About the Cowboys, Cowgirls & Livestock
Each rodeo competitor must be a member of the Pro Rodeo Cowboys Association (PRCA), the "NFL" of rodeo. Each year, cowboys and cowgirls compete at numerous rodeos throughout the U.S., earning points and prize money in hopes of making it to the National Finals Rodeo. Only the top competitors, the best of the best, earn the chance to compete at the National Finals.
But it’s not all about the cowboys and cowgirls. A rodeo would not be complete without the exciting stock they rope and ride. Horses, horses, and more horses; well trained and true athletes in their own right, these icons of the west carry their riders through a variety of events such as calf roping, team roping, steer wrestling, and barrel racing.

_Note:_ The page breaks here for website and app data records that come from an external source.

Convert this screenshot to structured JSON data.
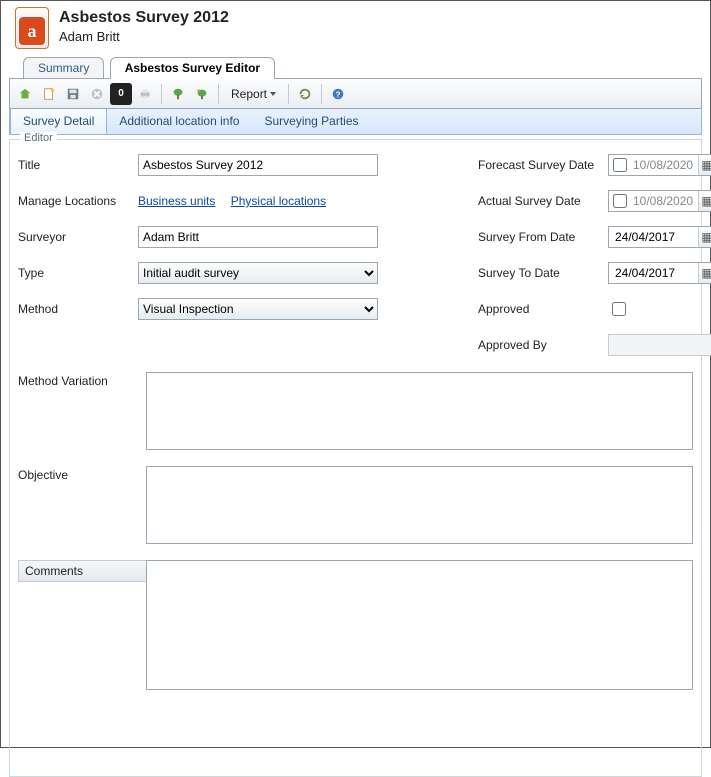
{
  "header": {
    "title": "Asbestos Survey 2012",
    "subtitle": "Adam Britt"
  },
  "tabs": {
    "summary": "Summary",
    "editor": "Asbestos Survey Editor"
  },
  "toolbar": {
    "report_label": "Report"
  },
  "subtabs": {
    "detail": "Survey Detail",
    "addloc": "Additional location info",
    "parties": "Surveying Parties"
  },
  "legend": "Editor",
  "labels": {
    "title": "Title",
    "manage_locations": "Manage Locations",
    "surveyor": "Surveyor",
    "type": "Type",
    "method": "Method",
    "forecast_date": "Forecast Survey Date",
    "actual_date": "Actual Survey Date",
    "from_date": "Survey From Date",
    "to_date": "Survey To Date",
    "approved": "Approved",
    "approved_by": "Approved By",
    "method_variation": "Method Variation",
    "objective": "Objective",
    "comments": "Comments"
  },
  "links": {
    "business_units": "Business units",
    "physical_locations": "Physical locations"
  },
  "values": {
    "title": "Asbestos Survey 2012",
    "surveyor": "Adam Britt",
    "type": "Initial audit survey",
    "method": "Visual Inspection",
    "forecast_date": "10/08/2020",
    "forecast_date_enabled": false,
    "actual_date": "10/08/2020",
    "actual_date_enabled": false,
    "from_date": "24/04/2017",
    "to_date": "24/04/2017",
    "approved": false,
    "approved_by": "",
    "method_variation": "",
    "objective": "",
    "comments": ""
  }
}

These animals are owned and cared for by their riders
Cowboys test their mettle on wild bucking horses and ferocious bulls, also known as "rough stock" hoping to “hang on” for that magic eight second ride. Like the rodeo athletes, rough stock also earns the right to perform at the National Finals. Again, only the best of the best move up. These valuable animals are owned and cared for by a certified stock contractor.
The names of cowboys and cowgirls who have registered to compete in this year’s Rooftop Rodeo will be provided when available. In the meantime, check out the biographies of competitors on the PRCA website.

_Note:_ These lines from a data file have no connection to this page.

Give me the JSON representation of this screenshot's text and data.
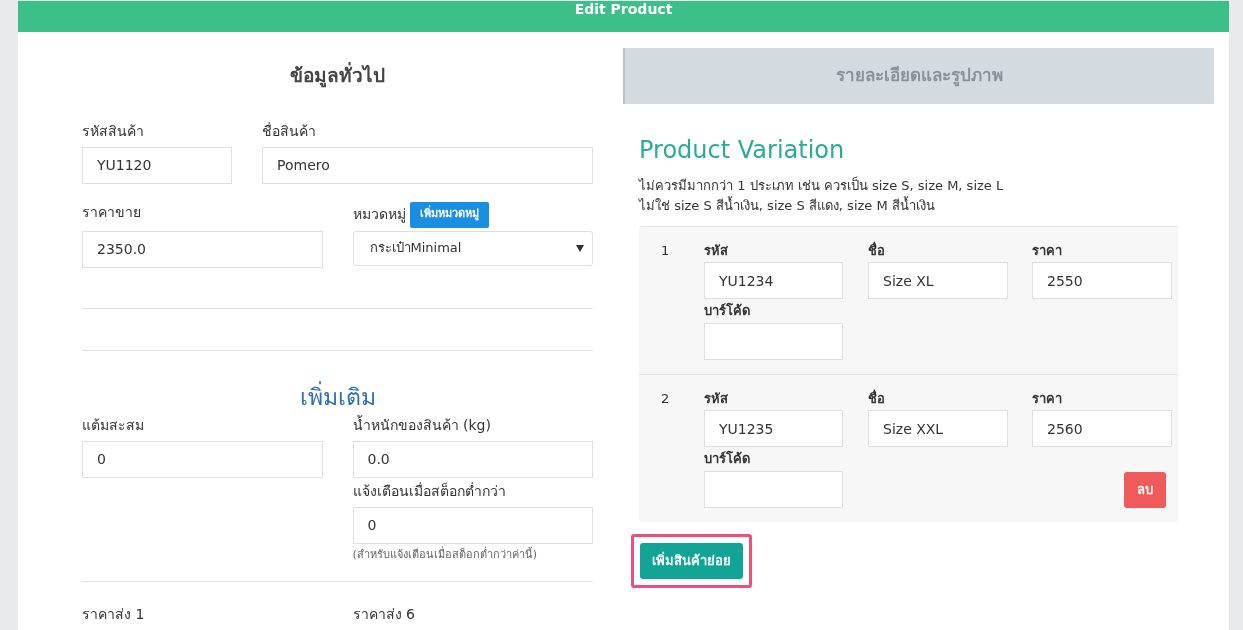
{
  "header": {
    "title": "Edit Product"
  },
  "general": {
    "title": "ข้อมูลทั่วไป",
    "code": {
      "label": "รหัสสินค้า",
      "value": "YU1120"
    },
    "name": {
      "label": "ชื่อสินค้า",
      "value": "Pomero"
    },
    "price": {
      "label": "ราคาขาย",
      "value": "2350.0"
    },
    "category": {
      "label": "หมวดหมู่",
      "add_button": "เพิ่มหมวดหมู่",
      "value": "กระเป๋าMinimal"
    }
  },
  "extra": {
    "title": "เพิ่มเติม",
    "points": {
      "label": "แต้มสะสม",
      "value": "0"
    },
    "weight": {
      "label": "น้ำหนักของสินค้า (kg)",
      "value": "0.0"
    },
    "stock_alert": {
      "label": "แจ้งเตือนเมื่อสต็อกต่ำกว่า",
      "value": "0",
      "help": "(สำหรับแจ้งเตือนเมื่อสต็อกต่ำกว่าค่านี้)"
    },
    "wholesale_labels": [
      "ราคาส่ง 1",
      "ราคาส่ง 6"
    ]
  },
  "details_tab": {
    "label": "รายละเอียดและรูปภาพ"
  },
  "variation": {
    "title": "Product Variation",
    "notes": [
      "ไม่ควรมีมากกว่า 1 ประเภท เช่น ควรเป็น size S, size M, size L",
      "ไม่ใช่ size S สีน้ำเงิน, size S สีแดง, size M สีน้ำเงิน"
    ],
    "rows": [
      {
        "number": "1",
        "code_label": "รหัส",
        "code": "YU1234",
        "name_label": "ชื่อ",
        "name": "Size XL",
        "price_label": "ราคา",
        "price": "2550",
        "barcode_label": "บาร์โค้ด",
        "delete_button": null
      },
      {
        "number": "2",
        "code_label": "รหัส",
        "code": "YU1235",
        "name_label": "ชื่อ",
        "name": "Size XXL",
        "price_label": "ราคา",
        "price": "2560",
        "barcode_label": "บาร์โค้ด",
        "delete_button": "ลบ"
      }
    ],
    "add_button": {
      "label": "เพิ่มสินค้าย่อย",
      "highlighted": true
    }
  }
}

More on the Livestock
Rough stock for the Rooftop Rodeo is provided by the Powder River Rodeo Company, owned and operated by Hank and Lori Franzen of Wright, Wyoming & D&H Cattle Company. Hank and Lori started their company in 1986, with forty horses and twenty bulls purchased from an amateur stock contractor in Kalispell, Montana. In their first year of operation they produced eleven amateur rodeos. They have since expanded to ninety professional performances a year in ten states, with Powder River Rodeo Company stock winning over 145 awards and titles. Now that’s impressive!

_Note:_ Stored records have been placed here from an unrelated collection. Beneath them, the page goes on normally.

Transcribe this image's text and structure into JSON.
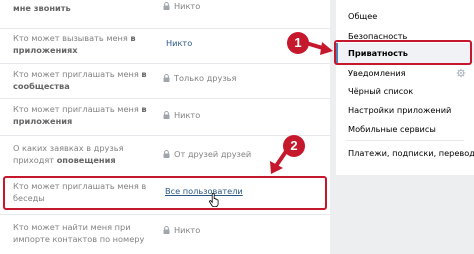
{
  "settings_rows": [
    {
      "label_pre": "",
      "label_bold": "мне звонить",
      "value": "Никто",
      "locked": true,
      "style": "grey"
    },
    {
      "label_pre": "Кто может вызывать меня ",
      "label_bold": "в приложениях",
      "value": "Никто",
      "locked": false,
      "style": "link"
    },
    {
      "label_pre": "Кто может приглашать меня ",
      "label_bold": "в сообщества",
      "value": "Только друзья",
      "locked": true,
      "style": "grey"
    },
    {
      "label_pre": "Кто может приглашать меня ",
      "label_bold": "в приложения",
      "value": "Никто",
      "locked": true,
      "style": "grey"
    },
    {
      "label_pre": "О каких заявках в друзья приходят ",
      "label_bold": "оповещения",
      "value": "От друзей друзей",
      "locked": true,
      "style": "grey"
    },
    {
      "label_pre": "Кто может приглашать меня в беседы",
      "label_bold": "",
      "value": "Все пользователи",
      "locked": false,
      "style": "underline"
    },
    {
      "label_pre": "Кто может найти меня при импорте контактов по номеру",
      "label_bold": "",
      "value": "Никто",
      "locked": true,
      "style": "grey"
    }
  ],
  "menu": {
    "items": [
      {
        "label": "Общее"
      },
      {
        "label": "Безопасность"
      },
      {
        "label": "Приватность",
        "active": true
      },
      {
        "label": "Уведомления",
        "gear": true
      },
      {
        "label": "Чёрный список"
      },
      {
        "label": "Настройки приложений"
      },
      {
        "label": "Мобильные сервисы"
      },
      {
        "label": "Платежи, подписки, переводы"
      }
    ]
  },
  "annotations": {
    "badge_1": "1",
    "badge_2": "2",
    "color": "#c6182c"
  },
  "icons": [
    "lock-icon",
    "gear-icon",
    "hand-cursor-icon"
  ]
}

Roping and barrel horses are owned, trained and cared for by their riders. Companions on the road, they travel together to wherever the next rodeo may lead them and, hopefully, all the way to National Finals! As you will see, cowboys and cowgirls take good care of their horses, and for good reason.